Frequently Asked Questions about Biomonitoring
On this page:
- What is biomonitoring?
- How are biomonitoring data used?
- What are common reference ranges for chemicals in the general U.S. population?
- What are limitations of biomonitoring data?
- What is the Minnesota Biomonitoring Program?
- What is the Framework for an Ongoing Biomonitoring Program?
- How can I learn more?
Biomonitoring is the direct measurement of chemicals (or the products that chemicals break down into) in people's body fluids or tissues. The most commonly used biomonitoring samples are blood, urine, and hair.
Examples of biomonitoring data include measures of lead in blood and cotinine in urine as a marker of exposure to tobacco smoke. Hundreds of chemicals are routinely measured in the blood and urine of a sample of US citizens through the CDC National Biomonitoring Program.
In the broader public health context, biomonitoring data can be used to:
- Monitor levels of chemicals in the population or specific communities and to track changes in exposure over time
- Identify populations who are most at risk for exposure to chemicals
- Target or evaluate programs and interventions to reduce exposures to chemicals
- Evaluate the effectiveness of programs and policies aimed to protect public health
On an individual level, biomonitoring data may be used by health care providers in routine clinical practice. For example, in some situations or circumstances, a provider may measure for a chemical of interest, such as lead levels in blood, and compare the measured level to health-based or reference ranges in the general population.
Reference ranges for many chemicals are available from the CDC National Report on Human Exposure to Environmental Chemicals.
In addition, reference ranges are available at Chemicals in People: Biomonitoring.
Biomonitoring is one tool available in working to better understand the relationship between the environment and people's health. Biomonitoring data only provide information about the levels of chemicals in people's bodies. Biomonitoring data alone cannot determine how people are exposed to chemicals or the health effects associated with exposure to chemicals. Biomonitoring must be combined with other tools, such as an exposure assessment or health study, in order to answer those questions.
Biomonitoring is most effective when combined with other tools -- such as disease surveillance, risk assessment, environmental monitoring, laboratory services, medicine, and Environmental Public Health Tracking.
The Minnesota Biomonitoring Program at the Minnesota Department of Health (MDH) was established by the Minnesota Legislature in 2007 (Minnesota Statutes). The Program measures levels of certain chemicals and how the levels change over time in Minnesotans to promote healthy choices and protect future generations. In addition, the Program with input from stakeholders and an expert Advisory Panel has developed a: Framework for an Ongoing Biomonitoring Program
The Program collaborates with state and federal partners, such as the MDH Public Health Laboratory and CDC National Biomonitoring Program, works in close partnership with the MN Environmental Public Health Tracking Program, and is guided by recommendations of an expert Advisory Panel.

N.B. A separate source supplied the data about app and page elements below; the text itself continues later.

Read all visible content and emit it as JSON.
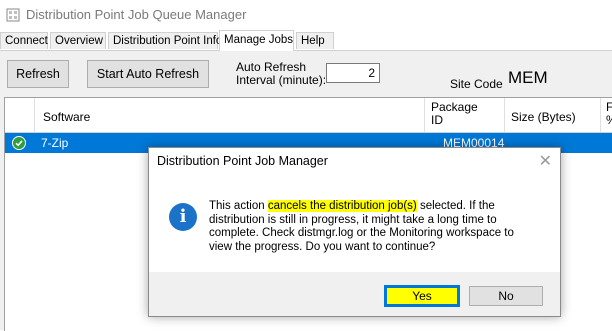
{
  "window": {
    "title": "Distribution Point Job Queue Manager",
    "icon": "app-icon"
  },
  "tabs": [
    {
      "label": "Connect"
    },
    {
      "label": "Overview"
    },
    {
      "label": "Distribution Point Info"
    },
    {
      "label": "Manage Jobs",
      "active": true
    },
    {
      "label": "Help"
    }
  ],
  "toolbar": {
    "refresh_label": "Refresh",
    "auto_refresh_label": "Start Auto Refresh",
    "interval_label_line1": "Auto Refresh",
    "interval_label_line2": "Interval (minute):",
    "interval_value": "2",
    "site_code_label": "Site Code",
    "site_code_value": "MEM"
  },
  "grid": {
    "headers": {
      "software": "Software",
      "package_id_line1": "Package",
      "package_id_line2": "ID",
      "size": "Size (Bytes)",
      "extra_line1": "F",
      "extra_line2": "%"
    },
    "rows": [
      {
        "status_icon": "check-circle-icon",
        "software": "7-Zip",
        "package_id": "MEM00014",
        "selected": true
      }
    ]
  },
  "dialog": {
    "title": "Distribution Point Job Manager",
    "icon": "info-icon",
    "message_before": "This action ",
    "message_highlight": "cancels the distribution job(s)",
    "message_after": " selected. If the distribution is still in progress, it might take a long time to complete. Check distmgr.log or the Monitoring workspace to view the progress. Do you want to continue?",
    "yes_label": "Yes",
    "no_label": "No"
  },
  "colors": {
    "selection": "#0078d7",
    "highlight": "#ffff00",
    "info_icon": "#1a73c9",
    "check_icon": "#2e9e3e"
  }
}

The 2007 law directed MDH to conduct four biomonitoring projects in Minnesota communities, and MDH is completing follow-up projects of perfluorochemical (PFC) and mercury exposures. The 2011 apppropriation from the MN Legislature made state funding for the program a one-time appropriation set to expire in June 2013.
Since 2007 the Minnesota Biomonitoring Program and our expert Advisory Panel have worked together to develop the framework for an ongoing biomonitoring program. For more about the vision, purpose, and strategies that were developed, see Protecting Future Generations: A Framework for an Ongoing Biomonitoring Program.
The 2011 appropriation from the MN Legislature for Minnesota's Biomonitoring Program made state funding a one-time appropriation set to expire in June 2013. To implement elements in this Framework, MDH will need additional resources to support sample collection, data analysis, and community involvement.